- Your goal: Every line below that contains "Ctrl" is to be copied.

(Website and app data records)

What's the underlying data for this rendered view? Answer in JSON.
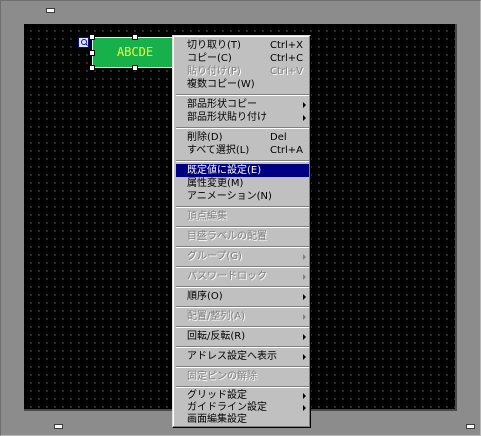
{
  "canvas": {
    "part": {
      "text": "ABCDE",
      "fill_color": "#17b04a",
      "text_color": "#f4ff30",
      "icon": "search-tool-icon"
    }
  },
  "context_menu": {
    "items": [
      {
        "label": "切り取り(T)",
        "shortcut": "Ctrl+X",
        "enabled": true
      },
      {
        "label": "コピー(C)",
        "shortcut": "Ctrl+C",
        "enabled": true
      },
      {
        "label": "貼り付け(P)",
        "shortcut": "Ctrl+V",
        "enabled": false
      },
      {
        "label": "複数コピー(W)",
        "shortcut": "",
        "enabled": true
      },
      {
        "label": "部品形状コピー",
        "shortcut": "",
        "enabled": true,
        "submenu": true
      },
      {
        "label": "部品形状貼り付け",
        "shortcut": "",
        "enabled": true,
        "submenu": true
      },
      {
        "label": "削除(D)",
        "shortcut": "Del",
        "enabled": true
      },
      {
        "label": "すべて選択(L)",
        "shortcut": "Ctrl+A",
        "enabled": true
      },
      {
        "label": "既定値に設定(E)",
        "shortcut": "",
        "enabled": true,
        "highlighted": true
      },
      {
        "label": "属性変更(M)",
        "shortcut": "",
        "enabled": true
      },
      {
        "label": "アニメーション(N)",
        "shortcut": "",
        "enabled": true
      },
      {
        "label": "頂点編集",
        "shortcut": "",
        "enabled": false
      },
      {
        "label": "目盛ラベルの配置",
        "shortcut": "",
        "enabled": false
      },
      {
        "label": "グループ(G)",
        "shortcut": "",
        "enabled": false,
        "submenu": true
      },
      {
        "label": "パスワードロック",
        "shortcut": "",
        "enabled": false,
        "submenu": true
      },
      {
        "label": "順序(O)",
        "shortcut": "",
        "enabled": true,
        "submenu": true
      },
      {
        "label": "配置/整列(A)",
        "shortcut": "",
        "enabled": false,
        "submenu": true
      },
      {
        "label": "回転/反転(R)",
        "shortcut": "",
        "enabled": true,
        "submenu": true
      },
      {
        "label": "アドレス設定へ表示",
        "shortcut": "",
        "enabled": true,
        "submenu": true
      },
      {
        "label": "固定ピンの解除",
        "shortcut": "",
        "enabled": false
      },
      {
        "label": "グリッド設定",
        "shortcut": "",
        "enabled": true,
        "submenu": true
      },
      {
        "label": "ガイドライン設定",
        "shortcut": "",
        "enabled": true,
        "submenu": true
      },
      {
        "label": "画面編集設定",
        "shortcut": "",
        "enabled": true
      }
    ],
    "highlight_color": "#000080"
  }
}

- Response for this exercise:
        "shortcut": "Ctrl+X",
        "shortcut": "Ctrl+C",
        "shortcut": "Ctrl+V",
        "shortcut": "Ctrl+A",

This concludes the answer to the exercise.